SUPPLIED INFORMATION Block Start

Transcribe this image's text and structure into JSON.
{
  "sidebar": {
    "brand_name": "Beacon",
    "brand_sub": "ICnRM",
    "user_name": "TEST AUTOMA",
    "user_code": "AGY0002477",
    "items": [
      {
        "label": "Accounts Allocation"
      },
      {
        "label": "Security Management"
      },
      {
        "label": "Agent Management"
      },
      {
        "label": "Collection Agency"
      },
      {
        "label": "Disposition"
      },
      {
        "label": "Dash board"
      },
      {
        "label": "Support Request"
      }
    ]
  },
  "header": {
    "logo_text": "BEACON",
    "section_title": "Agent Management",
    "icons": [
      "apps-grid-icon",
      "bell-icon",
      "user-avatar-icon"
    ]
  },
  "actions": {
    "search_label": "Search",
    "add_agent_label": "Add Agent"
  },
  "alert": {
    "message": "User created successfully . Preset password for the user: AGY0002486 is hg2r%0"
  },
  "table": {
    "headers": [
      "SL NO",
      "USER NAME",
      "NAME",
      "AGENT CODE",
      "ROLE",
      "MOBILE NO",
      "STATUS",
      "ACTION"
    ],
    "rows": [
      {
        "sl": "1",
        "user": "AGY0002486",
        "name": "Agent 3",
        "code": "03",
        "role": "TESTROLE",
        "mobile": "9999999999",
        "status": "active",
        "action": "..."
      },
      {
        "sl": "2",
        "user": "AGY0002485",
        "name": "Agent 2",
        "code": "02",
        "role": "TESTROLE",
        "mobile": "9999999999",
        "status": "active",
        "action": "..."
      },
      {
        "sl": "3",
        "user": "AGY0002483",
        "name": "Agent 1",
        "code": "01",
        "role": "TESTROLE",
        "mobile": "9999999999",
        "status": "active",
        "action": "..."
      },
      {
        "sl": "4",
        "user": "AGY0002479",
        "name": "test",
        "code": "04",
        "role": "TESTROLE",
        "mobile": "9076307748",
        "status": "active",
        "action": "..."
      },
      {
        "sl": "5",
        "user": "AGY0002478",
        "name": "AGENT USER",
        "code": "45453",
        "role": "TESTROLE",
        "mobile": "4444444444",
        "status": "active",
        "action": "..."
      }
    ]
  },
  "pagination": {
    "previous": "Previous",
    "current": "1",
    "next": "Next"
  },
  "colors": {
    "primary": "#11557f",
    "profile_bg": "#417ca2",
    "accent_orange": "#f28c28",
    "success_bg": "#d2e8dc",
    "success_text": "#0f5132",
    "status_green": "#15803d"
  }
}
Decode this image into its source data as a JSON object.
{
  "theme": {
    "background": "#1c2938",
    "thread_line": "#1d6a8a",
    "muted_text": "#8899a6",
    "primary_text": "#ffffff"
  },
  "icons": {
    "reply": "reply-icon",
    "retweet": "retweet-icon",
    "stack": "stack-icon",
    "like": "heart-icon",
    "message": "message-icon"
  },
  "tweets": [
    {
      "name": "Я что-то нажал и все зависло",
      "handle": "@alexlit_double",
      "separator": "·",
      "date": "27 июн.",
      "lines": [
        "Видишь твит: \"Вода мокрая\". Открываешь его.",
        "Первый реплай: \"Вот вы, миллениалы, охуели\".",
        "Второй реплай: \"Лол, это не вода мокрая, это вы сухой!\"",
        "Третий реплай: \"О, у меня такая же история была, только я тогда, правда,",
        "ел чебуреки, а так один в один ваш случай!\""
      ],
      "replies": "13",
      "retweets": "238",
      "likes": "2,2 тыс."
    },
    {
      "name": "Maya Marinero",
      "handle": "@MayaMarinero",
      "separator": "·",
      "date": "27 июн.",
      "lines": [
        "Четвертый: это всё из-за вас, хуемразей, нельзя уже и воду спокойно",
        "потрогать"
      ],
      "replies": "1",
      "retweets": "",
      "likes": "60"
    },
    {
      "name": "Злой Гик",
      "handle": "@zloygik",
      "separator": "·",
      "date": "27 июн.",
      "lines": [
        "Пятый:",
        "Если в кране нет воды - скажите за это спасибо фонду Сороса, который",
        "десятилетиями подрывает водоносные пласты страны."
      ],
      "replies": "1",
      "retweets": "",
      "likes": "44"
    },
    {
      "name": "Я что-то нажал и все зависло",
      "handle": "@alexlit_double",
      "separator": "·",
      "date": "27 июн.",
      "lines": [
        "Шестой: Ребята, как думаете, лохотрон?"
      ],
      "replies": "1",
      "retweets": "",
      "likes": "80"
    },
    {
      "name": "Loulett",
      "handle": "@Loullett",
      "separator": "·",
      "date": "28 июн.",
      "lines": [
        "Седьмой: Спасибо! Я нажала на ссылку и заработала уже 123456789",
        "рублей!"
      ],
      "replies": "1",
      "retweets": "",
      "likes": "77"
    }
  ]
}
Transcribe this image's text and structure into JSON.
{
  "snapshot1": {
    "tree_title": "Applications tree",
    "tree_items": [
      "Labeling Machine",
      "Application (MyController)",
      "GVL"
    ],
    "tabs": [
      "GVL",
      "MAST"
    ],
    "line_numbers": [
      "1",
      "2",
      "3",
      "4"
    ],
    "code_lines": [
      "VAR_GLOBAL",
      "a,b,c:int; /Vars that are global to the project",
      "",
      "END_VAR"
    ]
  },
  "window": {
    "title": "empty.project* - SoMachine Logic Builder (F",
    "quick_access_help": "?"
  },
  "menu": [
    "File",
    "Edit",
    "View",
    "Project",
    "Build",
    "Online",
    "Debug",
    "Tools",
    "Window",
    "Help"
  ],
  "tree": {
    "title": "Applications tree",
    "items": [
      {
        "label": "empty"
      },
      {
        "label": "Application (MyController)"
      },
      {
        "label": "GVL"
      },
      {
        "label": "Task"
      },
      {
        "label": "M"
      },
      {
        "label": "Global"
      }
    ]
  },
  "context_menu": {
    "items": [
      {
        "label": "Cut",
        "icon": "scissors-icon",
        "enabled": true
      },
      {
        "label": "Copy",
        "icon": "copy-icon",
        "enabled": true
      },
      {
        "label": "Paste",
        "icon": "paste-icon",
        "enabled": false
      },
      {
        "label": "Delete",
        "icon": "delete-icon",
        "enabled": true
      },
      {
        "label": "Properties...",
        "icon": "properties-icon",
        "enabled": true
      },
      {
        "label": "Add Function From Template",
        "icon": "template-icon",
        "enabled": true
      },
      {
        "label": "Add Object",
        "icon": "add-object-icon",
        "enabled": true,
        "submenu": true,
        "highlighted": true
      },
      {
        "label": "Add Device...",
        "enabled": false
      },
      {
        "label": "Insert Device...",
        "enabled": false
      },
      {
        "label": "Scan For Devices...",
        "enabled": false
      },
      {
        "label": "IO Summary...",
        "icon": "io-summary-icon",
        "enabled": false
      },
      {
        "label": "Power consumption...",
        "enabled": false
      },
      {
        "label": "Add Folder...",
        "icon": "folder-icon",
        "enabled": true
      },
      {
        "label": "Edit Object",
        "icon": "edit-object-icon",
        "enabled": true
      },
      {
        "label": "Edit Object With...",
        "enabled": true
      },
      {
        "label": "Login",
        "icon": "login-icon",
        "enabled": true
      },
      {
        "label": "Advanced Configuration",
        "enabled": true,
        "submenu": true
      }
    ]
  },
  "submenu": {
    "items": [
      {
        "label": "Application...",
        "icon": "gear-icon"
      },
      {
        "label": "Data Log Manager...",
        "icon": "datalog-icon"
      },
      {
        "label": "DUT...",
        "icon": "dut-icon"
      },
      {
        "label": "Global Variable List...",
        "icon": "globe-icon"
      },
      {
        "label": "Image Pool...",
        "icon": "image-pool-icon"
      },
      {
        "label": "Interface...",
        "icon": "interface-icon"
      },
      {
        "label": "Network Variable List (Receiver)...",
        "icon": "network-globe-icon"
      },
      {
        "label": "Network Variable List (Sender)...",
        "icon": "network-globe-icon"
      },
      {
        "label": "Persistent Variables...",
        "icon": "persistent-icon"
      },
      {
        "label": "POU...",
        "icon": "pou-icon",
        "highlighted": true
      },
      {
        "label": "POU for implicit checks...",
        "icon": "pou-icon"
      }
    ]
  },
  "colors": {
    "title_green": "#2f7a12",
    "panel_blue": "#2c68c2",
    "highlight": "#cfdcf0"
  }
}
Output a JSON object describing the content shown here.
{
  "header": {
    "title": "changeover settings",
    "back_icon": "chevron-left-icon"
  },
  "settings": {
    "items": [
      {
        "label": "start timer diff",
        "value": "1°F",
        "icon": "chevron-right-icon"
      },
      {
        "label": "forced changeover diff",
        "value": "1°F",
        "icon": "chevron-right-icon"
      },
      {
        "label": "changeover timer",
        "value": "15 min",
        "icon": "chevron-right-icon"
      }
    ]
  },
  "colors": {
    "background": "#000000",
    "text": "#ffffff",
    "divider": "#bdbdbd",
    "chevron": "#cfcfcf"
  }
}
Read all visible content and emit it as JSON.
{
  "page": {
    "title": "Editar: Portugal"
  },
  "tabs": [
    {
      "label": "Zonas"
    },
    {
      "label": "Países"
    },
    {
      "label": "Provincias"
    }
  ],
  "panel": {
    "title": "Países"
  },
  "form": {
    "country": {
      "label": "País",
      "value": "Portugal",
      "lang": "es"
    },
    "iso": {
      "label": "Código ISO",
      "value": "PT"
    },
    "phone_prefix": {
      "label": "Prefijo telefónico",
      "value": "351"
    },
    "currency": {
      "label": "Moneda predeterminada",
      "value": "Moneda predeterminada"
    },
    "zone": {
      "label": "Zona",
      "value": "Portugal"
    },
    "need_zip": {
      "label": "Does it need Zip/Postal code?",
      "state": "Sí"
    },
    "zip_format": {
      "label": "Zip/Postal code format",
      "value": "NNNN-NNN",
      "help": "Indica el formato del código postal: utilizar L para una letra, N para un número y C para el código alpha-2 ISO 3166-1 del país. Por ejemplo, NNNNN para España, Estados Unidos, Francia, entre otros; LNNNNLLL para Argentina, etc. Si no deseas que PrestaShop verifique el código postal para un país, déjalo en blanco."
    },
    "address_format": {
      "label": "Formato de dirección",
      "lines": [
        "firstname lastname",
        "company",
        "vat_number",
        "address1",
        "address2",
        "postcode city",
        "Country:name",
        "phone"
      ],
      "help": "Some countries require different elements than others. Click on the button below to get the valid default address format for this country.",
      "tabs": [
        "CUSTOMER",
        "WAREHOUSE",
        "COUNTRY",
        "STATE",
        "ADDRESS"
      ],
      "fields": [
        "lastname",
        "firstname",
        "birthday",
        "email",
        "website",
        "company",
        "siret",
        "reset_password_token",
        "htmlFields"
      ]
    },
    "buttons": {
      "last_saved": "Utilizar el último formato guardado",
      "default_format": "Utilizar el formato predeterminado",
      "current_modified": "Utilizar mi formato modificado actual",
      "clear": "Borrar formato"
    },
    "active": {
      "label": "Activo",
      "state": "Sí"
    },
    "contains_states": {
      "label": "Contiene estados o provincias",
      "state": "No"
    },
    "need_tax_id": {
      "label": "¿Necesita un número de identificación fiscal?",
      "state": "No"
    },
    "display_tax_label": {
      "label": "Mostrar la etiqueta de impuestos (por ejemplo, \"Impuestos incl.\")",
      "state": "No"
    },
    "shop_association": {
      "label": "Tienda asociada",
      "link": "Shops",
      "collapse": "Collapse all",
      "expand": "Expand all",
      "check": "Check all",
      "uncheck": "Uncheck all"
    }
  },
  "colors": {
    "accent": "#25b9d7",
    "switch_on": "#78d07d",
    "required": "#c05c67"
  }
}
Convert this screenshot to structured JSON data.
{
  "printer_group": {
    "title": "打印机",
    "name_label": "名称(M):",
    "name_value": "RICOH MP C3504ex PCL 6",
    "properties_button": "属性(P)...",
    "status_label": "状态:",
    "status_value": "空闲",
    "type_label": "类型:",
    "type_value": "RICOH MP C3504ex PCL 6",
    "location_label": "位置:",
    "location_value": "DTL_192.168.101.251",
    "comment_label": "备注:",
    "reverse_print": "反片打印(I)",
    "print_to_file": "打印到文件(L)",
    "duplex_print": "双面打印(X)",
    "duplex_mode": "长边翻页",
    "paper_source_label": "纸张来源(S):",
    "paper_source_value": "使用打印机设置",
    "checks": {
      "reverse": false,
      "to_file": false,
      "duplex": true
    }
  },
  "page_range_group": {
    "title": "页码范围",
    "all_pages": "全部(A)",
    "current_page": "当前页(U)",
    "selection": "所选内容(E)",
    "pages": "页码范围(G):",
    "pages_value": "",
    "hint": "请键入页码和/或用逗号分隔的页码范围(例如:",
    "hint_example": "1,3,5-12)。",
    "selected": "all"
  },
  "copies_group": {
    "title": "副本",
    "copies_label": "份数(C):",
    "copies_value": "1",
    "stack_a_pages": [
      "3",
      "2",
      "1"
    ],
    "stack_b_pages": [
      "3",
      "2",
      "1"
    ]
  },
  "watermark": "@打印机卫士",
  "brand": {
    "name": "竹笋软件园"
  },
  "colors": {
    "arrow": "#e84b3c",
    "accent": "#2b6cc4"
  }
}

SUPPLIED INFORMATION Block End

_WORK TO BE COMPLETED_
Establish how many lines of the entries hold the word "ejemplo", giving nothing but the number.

_RESULT FOR THIS TASK_
2